Moving onto a slightly more speculative topic, this looks like confirmation of the rumor last year that HTC would be supplying Sony Ericsson with Windows Mobile devices. The form factor of the Xperia is very much like a variety of HTC products. The use of an ODM for what looks to be a flagship device might just give investors an idea as to how much handset manufacturers want to have a response to the iPhone in '08. While the identificiation of HTC as the supplier is a relatively easy call, it leads to something more substantive....the likelihood that Qualcomm is supplying the baseband for this handset. HTC's 3G lineup is universally based on Qualcomm basebands. It is possible that Sony Ericsson mandated the use of EMP for this handset, but some other specs add to the possibility of Qualcomm. When was the last time Sony designed a product that didnt support Memory Stick? I would also add that AGPS is a Qualcomm standard enabled feature but something that hasnt been seen to date with EMP enabled products. This looks like a HTC design, and that means that Qualcomm may have found a back door design win into a major new product from one of their traditional European adversary's. This would be a huge win for Qualcomm as SE's 20% WCDMA market share has generally been seen as closed to their chipset.

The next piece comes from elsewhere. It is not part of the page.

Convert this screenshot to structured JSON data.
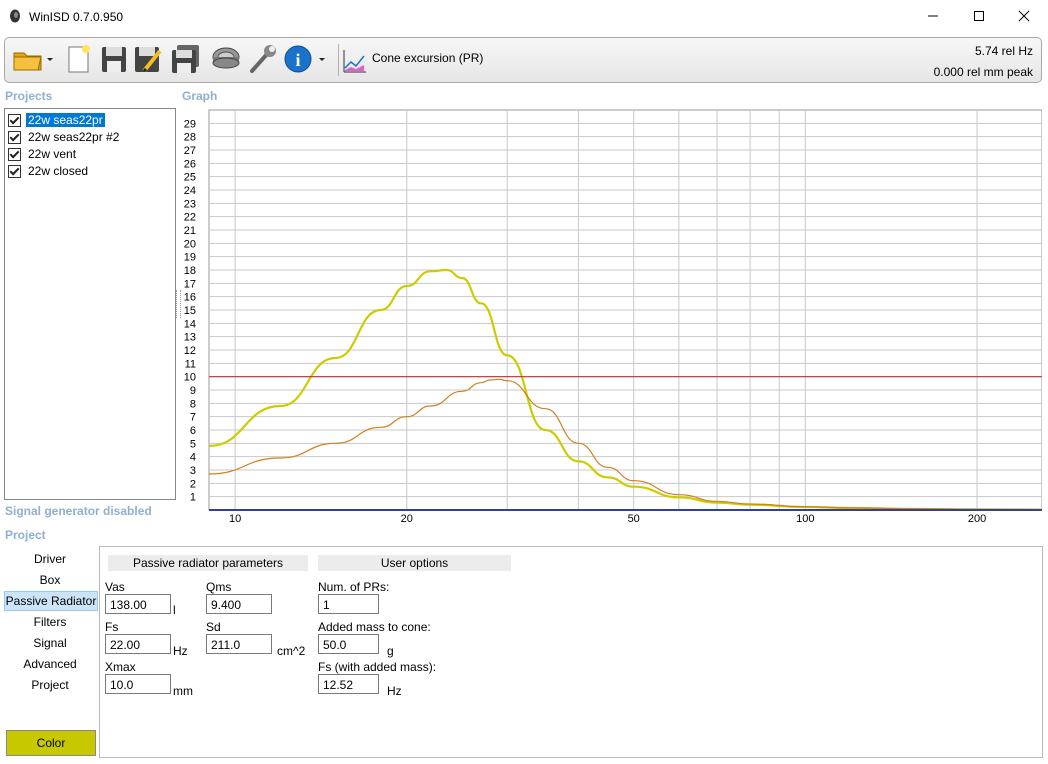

If confirmed, this new win would be a real feather in the cap for the chipset team at Qualcomm. They have been laboring under a market cap ceiling of about 35%, and the share price has reflected that. An opening into another 20% of the market would provide a very nice boost to Q's long-term outlook.

Wednesday, February 6, 2008

Motorola's Saviors?

These look like early prototypes of handsets that should be announced next week. The rumor mill is focusing on the bottom handset which is the new Z12. Specs supposedly include a 2.8" touch screen with VGA resolution, 5 megapixel camera with Xenon flash, GPS and WiFi. Though a year later, it looks like a beautiful answer to the N95. This type of announcement should be an investable event if we could be sure about the timing of the product release. Anything within the next six months would likely be well received by the market.

Friday, February 1, 2008

The Gang that couldnt shoot straight

Considering their track record, Motorola's announcement that they are looking to restructure their handset shouldnt be a surprise, and yet, this takes the cake for this once proud company. The timing simply couldnt be worse. The division is bleeding money, the capital markets are closed, and we are likely entering a recession. It will be impossible for Motorola to extract any value out of a transaction.

Why not wait until after the glimmers of a turnaround have been established? In addition to Kodak, Freescale also confirmed that Motorola's new platform is on track for a summer release. The only explanation is very ugly indeed....the internal schedules for the platform release must be much worse than those given by their suppliers or those expected by the Street. An '09 release for new products would mean the losses in the mobile division would reach truly horrendous proportions during the Christmas quarter.

So take your pick, either Motorola's management has created a new standard for "selling low" or the platform group is going to need at least another six months to complete a turn around that was supposed to have occurred over a year ago. An ugly choice indeed.